“For every deaf person like my parents, who’ve been ignored, misunderstood or even treated as unintelligent for simply relying on BSL, this recognition will be clear and will be a message that their language is equal and should be treated as equal.”
The MP thanked Strictly winner Ms Ayling-Ellis, saying: “Clearly, much of the awareness is due to Rose Ayling-Ellis in Strictly, she proved what my dad always says ‘deaf people can do anything, even the impossible’, such as winning Strictly when you can’t hear the music.
“That 10-second glimpse she gave the hearing world into deafness when the music stopped was truly momentous.
“People became aware and interested in BSL like never before.
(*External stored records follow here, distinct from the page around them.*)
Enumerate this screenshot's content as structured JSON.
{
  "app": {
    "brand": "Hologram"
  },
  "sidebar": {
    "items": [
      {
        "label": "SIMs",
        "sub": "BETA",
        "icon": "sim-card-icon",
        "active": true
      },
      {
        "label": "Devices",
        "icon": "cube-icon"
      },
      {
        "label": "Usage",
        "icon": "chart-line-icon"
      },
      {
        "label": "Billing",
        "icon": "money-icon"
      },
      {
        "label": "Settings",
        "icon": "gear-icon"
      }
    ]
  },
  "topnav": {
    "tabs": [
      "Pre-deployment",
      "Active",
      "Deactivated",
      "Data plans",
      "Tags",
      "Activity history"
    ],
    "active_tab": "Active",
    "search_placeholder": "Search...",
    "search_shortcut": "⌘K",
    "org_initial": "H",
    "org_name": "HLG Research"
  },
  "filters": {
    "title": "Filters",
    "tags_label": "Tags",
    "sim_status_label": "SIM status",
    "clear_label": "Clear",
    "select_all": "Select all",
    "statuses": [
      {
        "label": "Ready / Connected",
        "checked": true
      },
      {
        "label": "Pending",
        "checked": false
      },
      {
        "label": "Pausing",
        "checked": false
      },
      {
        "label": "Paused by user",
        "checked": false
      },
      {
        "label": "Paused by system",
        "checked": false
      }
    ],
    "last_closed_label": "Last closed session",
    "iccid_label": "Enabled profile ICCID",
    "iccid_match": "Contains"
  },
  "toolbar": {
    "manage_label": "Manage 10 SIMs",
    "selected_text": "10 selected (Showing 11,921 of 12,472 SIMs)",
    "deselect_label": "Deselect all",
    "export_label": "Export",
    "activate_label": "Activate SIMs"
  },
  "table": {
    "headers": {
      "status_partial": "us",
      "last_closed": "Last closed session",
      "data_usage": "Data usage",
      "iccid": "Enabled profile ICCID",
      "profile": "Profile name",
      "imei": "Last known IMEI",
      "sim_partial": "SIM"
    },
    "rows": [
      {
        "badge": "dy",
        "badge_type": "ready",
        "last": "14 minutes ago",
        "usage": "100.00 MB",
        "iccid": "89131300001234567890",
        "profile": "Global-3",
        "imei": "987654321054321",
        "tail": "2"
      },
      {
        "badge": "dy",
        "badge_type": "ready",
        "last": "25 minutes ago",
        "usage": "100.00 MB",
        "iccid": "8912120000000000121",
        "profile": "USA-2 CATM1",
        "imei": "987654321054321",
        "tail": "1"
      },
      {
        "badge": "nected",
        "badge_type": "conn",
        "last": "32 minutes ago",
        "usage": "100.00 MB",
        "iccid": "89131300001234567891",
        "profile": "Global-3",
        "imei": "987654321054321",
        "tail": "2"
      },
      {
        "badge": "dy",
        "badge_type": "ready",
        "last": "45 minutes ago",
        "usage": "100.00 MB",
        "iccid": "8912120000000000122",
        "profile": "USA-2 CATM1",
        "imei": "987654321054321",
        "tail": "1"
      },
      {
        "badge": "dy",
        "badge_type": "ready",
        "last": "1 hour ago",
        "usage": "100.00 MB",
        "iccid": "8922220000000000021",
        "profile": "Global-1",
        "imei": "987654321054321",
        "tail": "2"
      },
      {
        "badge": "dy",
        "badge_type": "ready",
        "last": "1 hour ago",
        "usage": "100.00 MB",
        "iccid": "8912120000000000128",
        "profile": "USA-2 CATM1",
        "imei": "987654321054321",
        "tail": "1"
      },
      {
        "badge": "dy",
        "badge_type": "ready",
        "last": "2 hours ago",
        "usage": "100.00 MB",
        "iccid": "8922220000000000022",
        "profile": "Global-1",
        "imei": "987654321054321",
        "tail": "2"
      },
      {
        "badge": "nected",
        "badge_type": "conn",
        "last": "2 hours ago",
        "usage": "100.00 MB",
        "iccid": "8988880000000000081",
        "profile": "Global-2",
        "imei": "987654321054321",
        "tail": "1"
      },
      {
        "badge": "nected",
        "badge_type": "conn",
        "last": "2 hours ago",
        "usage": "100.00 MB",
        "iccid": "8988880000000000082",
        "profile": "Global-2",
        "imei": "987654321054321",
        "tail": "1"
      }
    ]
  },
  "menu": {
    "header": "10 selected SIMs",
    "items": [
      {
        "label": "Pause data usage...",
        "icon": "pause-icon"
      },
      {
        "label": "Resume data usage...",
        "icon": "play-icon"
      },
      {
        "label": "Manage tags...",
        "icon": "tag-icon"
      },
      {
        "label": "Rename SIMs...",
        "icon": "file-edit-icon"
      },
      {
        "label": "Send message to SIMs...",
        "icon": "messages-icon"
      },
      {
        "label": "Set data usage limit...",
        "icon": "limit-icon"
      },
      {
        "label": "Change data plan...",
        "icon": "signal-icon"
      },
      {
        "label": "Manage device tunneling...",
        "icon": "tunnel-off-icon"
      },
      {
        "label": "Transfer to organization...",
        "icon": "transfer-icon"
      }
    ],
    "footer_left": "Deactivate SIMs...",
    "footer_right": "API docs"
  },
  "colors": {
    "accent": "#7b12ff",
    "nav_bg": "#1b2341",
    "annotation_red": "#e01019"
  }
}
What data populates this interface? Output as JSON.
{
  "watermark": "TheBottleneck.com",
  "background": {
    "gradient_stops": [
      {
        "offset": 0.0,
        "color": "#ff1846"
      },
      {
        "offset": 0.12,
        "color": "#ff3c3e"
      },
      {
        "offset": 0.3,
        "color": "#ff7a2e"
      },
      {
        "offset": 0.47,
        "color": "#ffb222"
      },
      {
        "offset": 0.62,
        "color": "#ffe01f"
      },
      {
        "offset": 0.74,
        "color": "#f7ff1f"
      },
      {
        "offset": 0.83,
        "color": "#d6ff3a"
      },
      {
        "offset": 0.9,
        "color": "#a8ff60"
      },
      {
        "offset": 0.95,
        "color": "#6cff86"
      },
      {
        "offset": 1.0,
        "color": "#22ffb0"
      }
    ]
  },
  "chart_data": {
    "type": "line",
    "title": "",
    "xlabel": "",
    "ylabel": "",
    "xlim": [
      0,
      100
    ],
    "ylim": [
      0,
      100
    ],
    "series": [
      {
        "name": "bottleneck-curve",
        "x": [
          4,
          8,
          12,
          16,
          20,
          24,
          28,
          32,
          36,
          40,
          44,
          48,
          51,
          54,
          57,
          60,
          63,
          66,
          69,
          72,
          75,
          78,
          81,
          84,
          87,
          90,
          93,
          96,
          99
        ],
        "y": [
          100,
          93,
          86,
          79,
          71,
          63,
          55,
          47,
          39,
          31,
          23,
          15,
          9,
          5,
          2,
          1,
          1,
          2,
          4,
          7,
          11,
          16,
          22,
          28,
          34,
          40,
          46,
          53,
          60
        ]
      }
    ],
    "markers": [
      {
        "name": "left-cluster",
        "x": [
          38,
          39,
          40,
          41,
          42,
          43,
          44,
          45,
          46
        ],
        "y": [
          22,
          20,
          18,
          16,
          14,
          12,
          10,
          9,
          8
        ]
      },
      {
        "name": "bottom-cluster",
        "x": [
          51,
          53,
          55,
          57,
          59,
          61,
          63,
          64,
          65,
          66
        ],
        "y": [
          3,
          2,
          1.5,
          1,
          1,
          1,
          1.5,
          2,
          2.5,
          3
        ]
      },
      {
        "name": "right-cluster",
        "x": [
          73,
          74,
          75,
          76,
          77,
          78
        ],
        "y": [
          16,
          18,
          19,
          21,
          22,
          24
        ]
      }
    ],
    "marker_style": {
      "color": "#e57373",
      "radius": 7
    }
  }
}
I know we have much support across the House, so let me say this Bill isn’t about politics. After more than 230 years, this Bill is about doing the right thing.”
Using BSL at the same time, Ms Cooper said: “So, in closing, I’d like to say to the minister, thank you for supporting this Bill. Thank you.”
Conservative former cabinet minister Robert Buckland thanked Labour MP Ms Cooper “from the bottom of my heart” for bringing the suggested change forward.
“Let’s not forget the thousands of people with learning difficulties, who use BSL, including members of my family. On her behalf, may I thank her? Thank you from the bottom of my heart,” he said.
Confirming Government support, Work and Pensions minister Chloe Smith insisted the Bill will make a “tangible difference” in deaf people’s every day life.
She said: “This is a national moment because we have seen in popular culture, throughout the autumn, the inspirational success of Rose Ayling-Ellis on Strictly Come Dancing.
“From that we have seen the interest of BSL is on the rise. This Bill is an important next step, we want to seize that moment to help improve the lives of deaf people and those closest to them. It’s a crucial step and it is going to make a tangible difference in deaf people’s every day life, including by listening to deaf people about how that should be done.”
Speaking before the Bill’s second reading, Ms Ayling-Ellis, 27, told The Big Issue: “If it becomes an official language, which we’ve been fighting for all these years, it will be so emotional for us.
“Because of the massive interest in BSL recently, a lot of people don’t realise how much of a fight the deaf community have had.”
Susan Daniels, chief executive of the National Deaf Children’s Society, welcomed the Bill passing its second reading, noting “this is a historic day for British Sign Language users everywhere”.
She said: “With their language now well on the way to being recognised in law, they can feel jubilant, valued and optimistic about the future.”
David Buxton, chairman of the British Deaf Association, echoed Ms Daniels, saying this Bill has been “19 years in the making”.
He added: “I now call upon ministers and MPs to do everything they can to get the British Sign Language Bill to Royal Assent in this parliamentary session.”
The Bill will now undergo further parliamentary scrutiny at a later date.